Thousands of Texans still dying from opioid abuse, asst. secretary addresses problem

The assistant secretary for health flew in to Austin from Washington, to commend UT Dell Medical School.

“UT Dell Medical School is a leading pioneering edgy medical school and is doing things the way medical schools have not done it for 100 years,” said Adm. Brett Giroir.

Giroir came to town to also address public health concerns that the school vows to fight, like the opioid crisis in the United States. He says it's the most important public health challenge of our time.
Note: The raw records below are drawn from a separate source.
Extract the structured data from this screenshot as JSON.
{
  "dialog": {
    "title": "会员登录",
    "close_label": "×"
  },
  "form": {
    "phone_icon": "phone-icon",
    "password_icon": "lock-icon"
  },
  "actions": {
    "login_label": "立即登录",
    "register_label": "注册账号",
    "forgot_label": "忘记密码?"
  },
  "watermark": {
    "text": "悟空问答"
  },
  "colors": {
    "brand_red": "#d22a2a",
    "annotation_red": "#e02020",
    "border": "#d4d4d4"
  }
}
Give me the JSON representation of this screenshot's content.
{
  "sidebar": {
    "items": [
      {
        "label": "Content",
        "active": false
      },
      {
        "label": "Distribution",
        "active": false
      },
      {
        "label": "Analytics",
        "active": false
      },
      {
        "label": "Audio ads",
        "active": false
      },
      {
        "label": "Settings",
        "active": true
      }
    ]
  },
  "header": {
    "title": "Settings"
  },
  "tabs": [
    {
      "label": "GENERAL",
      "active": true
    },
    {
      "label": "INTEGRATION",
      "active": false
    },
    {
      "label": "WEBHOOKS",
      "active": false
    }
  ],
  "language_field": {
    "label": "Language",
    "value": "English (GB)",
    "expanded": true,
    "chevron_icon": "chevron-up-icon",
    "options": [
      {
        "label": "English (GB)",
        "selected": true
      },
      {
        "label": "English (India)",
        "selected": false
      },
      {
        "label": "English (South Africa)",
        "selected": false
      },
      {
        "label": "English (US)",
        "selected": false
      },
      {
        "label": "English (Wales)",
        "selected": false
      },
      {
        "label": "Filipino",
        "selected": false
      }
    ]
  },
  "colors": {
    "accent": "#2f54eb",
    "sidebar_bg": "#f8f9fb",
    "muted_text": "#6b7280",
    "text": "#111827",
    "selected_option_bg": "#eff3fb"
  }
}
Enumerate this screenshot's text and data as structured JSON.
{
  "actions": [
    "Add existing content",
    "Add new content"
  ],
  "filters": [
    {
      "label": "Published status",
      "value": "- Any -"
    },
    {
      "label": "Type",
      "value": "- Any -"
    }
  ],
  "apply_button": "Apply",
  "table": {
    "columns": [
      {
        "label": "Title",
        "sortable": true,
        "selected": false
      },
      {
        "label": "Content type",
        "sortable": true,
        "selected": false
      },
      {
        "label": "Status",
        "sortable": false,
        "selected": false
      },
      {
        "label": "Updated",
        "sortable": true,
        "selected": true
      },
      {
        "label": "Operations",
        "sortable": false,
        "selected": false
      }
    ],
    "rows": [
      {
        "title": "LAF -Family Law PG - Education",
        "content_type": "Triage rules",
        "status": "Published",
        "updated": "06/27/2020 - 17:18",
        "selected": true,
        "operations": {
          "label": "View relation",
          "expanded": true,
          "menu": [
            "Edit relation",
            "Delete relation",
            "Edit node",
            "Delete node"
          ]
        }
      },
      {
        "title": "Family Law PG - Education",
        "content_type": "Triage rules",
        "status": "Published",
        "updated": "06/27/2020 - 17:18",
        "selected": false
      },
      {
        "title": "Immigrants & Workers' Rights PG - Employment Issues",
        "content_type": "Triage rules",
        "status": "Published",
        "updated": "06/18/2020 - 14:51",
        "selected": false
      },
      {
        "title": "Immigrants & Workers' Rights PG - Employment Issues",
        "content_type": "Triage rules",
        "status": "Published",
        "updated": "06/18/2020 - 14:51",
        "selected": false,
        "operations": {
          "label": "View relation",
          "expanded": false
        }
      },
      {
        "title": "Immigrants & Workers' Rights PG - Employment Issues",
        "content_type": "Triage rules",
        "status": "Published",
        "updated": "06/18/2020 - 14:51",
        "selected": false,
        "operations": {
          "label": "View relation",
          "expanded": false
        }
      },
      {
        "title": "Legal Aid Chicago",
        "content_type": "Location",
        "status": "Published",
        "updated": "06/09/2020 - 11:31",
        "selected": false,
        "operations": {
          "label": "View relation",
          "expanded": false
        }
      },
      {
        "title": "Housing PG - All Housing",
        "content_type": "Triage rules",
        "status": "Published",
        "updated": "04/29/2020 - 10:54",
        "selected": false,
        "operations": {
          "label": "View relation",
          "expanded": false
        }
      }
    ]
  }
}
“Last year over 70,000 people died of drug overdoses in the U.S. and about 49,000 of them were opioid related. In Texas about 3,000 people died of overdoses in the last year, it's a much lower rate that the rest of the country but obviously 3,000 Texans dying is unacceptable,” said Giroir.

Giroir said health officials are making some progress. The number of people dying from overdoses nationwide has flattened, and it's beginning a slight downward trend, but they are not declaring victory yet.

“We got into this crisis over a long period of time. We know over-prescribing of opioids led a lot of people who were unsuspecting to be physically dependent and then addicted,” said Giroir.

Giroir also addressed obesity, and HIV, which is still a problem in America, although not spoken of much.

“I think this country has become a little complacent about HIV. We have 39,000 new cases of HIV every year in the us, but we have all the technology to make that go away,” said Giroir.

Medical students took in the valuable information that can help them pave out objectives in their careers.

“About 50 percent of the two year olds will be obese by the time they are 35, that was really mind blowing,” said Marielle Ngoue, medical student.

The students also received inspiration to achieve the most while at Dell, and make a real difference in Austin, in Texas, the country, and the world.

“It makes me feel really privileged to be here. I chose Dell because they were really rethinking the way the healthcare system is provided,” said Ngoue.